Although heart failure (HF) telemonitoring will require an initial financial investment, it will substantially reduce costs in the long term, particularly by reducing rehospitalization and travel costs, according to an analysis in the September issue of Telemedicine and e-Health.
The Scopus and PubMed databases were searched independently by two reviewers for journal articles that reported on an economic analysis (i.e., calculated monetary amounts or percentage change in costs) of a study using a HF telemonitoring system. Eleven articles met the inclusion criteria, describing 10 different HF telemonitoring systems, nine of which analyzed the direct costs to the healthcare system.
Emily Seto, MSc, from the Centre for Global eHealth Innovation at the University Health Network in Toronto, systematically reviewed 10 different telemonitoring systems for heart failure to assess the value of such systems in reducing hospital costs.
All the studies found cost reductions from telemonitoring compared to usual care, which ranged between 1.6 percent and 68.3 percent, according to Seto. Cost reductions were mainly attributed to reduced hospitalization expenditures.
Only one study discussed the impact of HF telemonitoring on direct patient costs, which found a 3.5 percent lower travel cost for patients using telemonitoring compared to those in the usual care group.
One study found that indirect costs described the willingness to pay for telemedicine by patients with HF (55 percent of the patients with HF were willing to pay $20 to access telemedicine, and 19 percent were willing to pay $40), according to Seto.
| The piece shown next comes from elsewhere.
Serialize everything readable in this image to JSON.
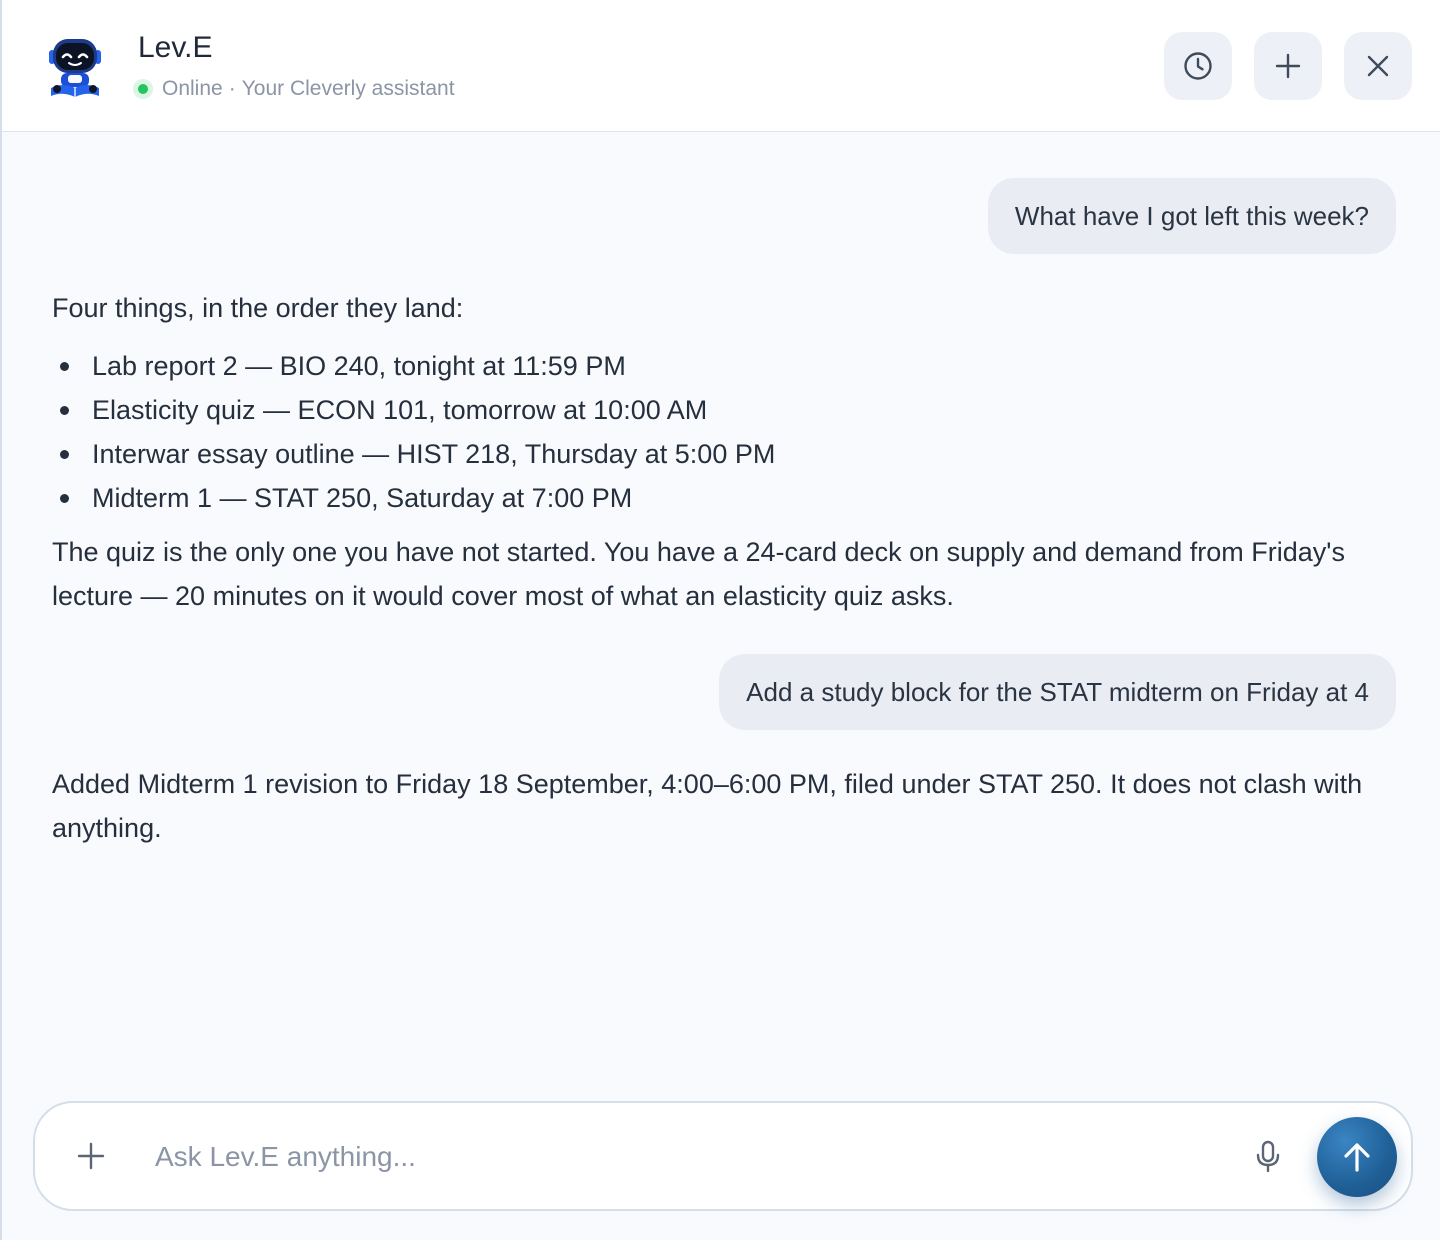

Seto wrote that the direct and indirect costs of HF have been estimated to be $33.2 billion annually in the U.S., and suggested that telemonitoring could reduce some of these costs.